Global warming is likely to reach 1.5°C as early as 2030. In an effort to limit the earth’s temperature rise beyond this point, the Intergovernmental Panel on Climate Change (IPCC) has developed pathways to decarbonize energy supplies. Meeting these targets will be a tall order for the oil and gas sector. Massive reserves remain worldwide to manufacture transport fuels and countless consumer products. In California, where the oil industry took off 150 years ago, the climate impacts of petroleum are among the largest in the world.

Using an open-source tool developed by researchers at Stanford, Brown and the University of Calgary, the Oil-Climate Index quantifies the lifecycle greenhouse gas (GHG) emissions from diverse petroleum resources. We find that a barrel of Midway Sunset oil, California’s largest field, is ten-times more carbon intensive to extract and refine than a barrel of West Texas Intermediate and has two-thirds higher lifecycle GHGs than the U.S. benchmark crude. These findings highlight the need to establish an oil data transparency regime and to craft innovative state, federal, and international policies to reduce emissions from the oil and gas sector during the transition away from fossil fuels. California and other Western states have the opportunity to be a leader in this effort.

  • Jonathan Koomey, Moderator, Special Advisor to the Chief Scientist of Rocky Mountain Institute
  • Deborah Gordon, Senior Fellow, Watson Institute for International and Public Affairs, Brown University
  • Adam Brandt, Associate Professor of Energy Resources Engineering, Stanford University

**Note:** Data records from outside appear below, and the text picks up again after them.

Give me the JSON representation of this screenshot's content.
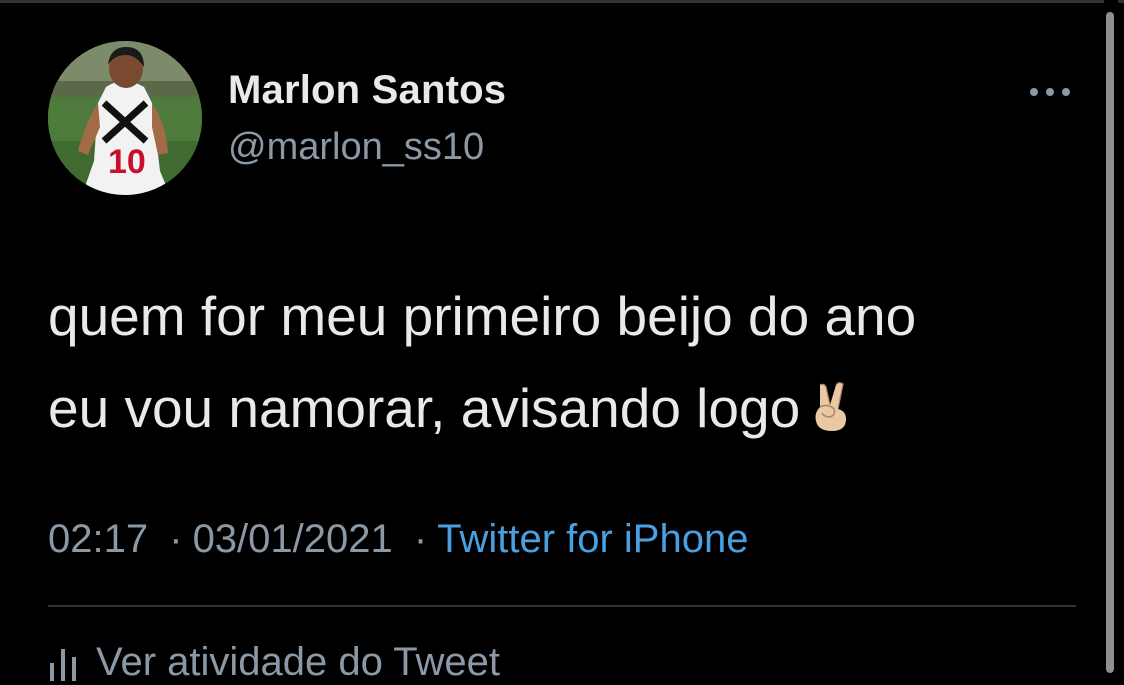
{
  "tweet": {
    "author": {
      "display_name": "Marlon Santos",
      "handle": "@marlon_ss10"
    },
    "text_line_1": "quem for meu primeiro beijo do ano",
    "text_line_2": "eu vou namorar, avisando logo",
    "emoji": "victory-hand-emoji",
    "time": "02:17",
    "date": "03/01/2021",
    "separator": "·",
    "source": "Twitter for iPhone",
    "activity_label": "Ver atividade do Tweet"
  },
  "icons": {
    "more": "more-horizontal-icon",
    "activity": "bar-chart-icon"
  },
  "colors": {
    "background": "#000000",
    "primary_text": "#e7e9ea",
    "secondary_text": "#8b98a5",
    "link": "#4a9fe0",
    "divider": "#2f3336"
  }
}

  • Joule Bergerson, Associate Professor, Canada Research Chair in Energy Technology Assessment, Department of Chemical and Petroleum Engineering, University of Calgary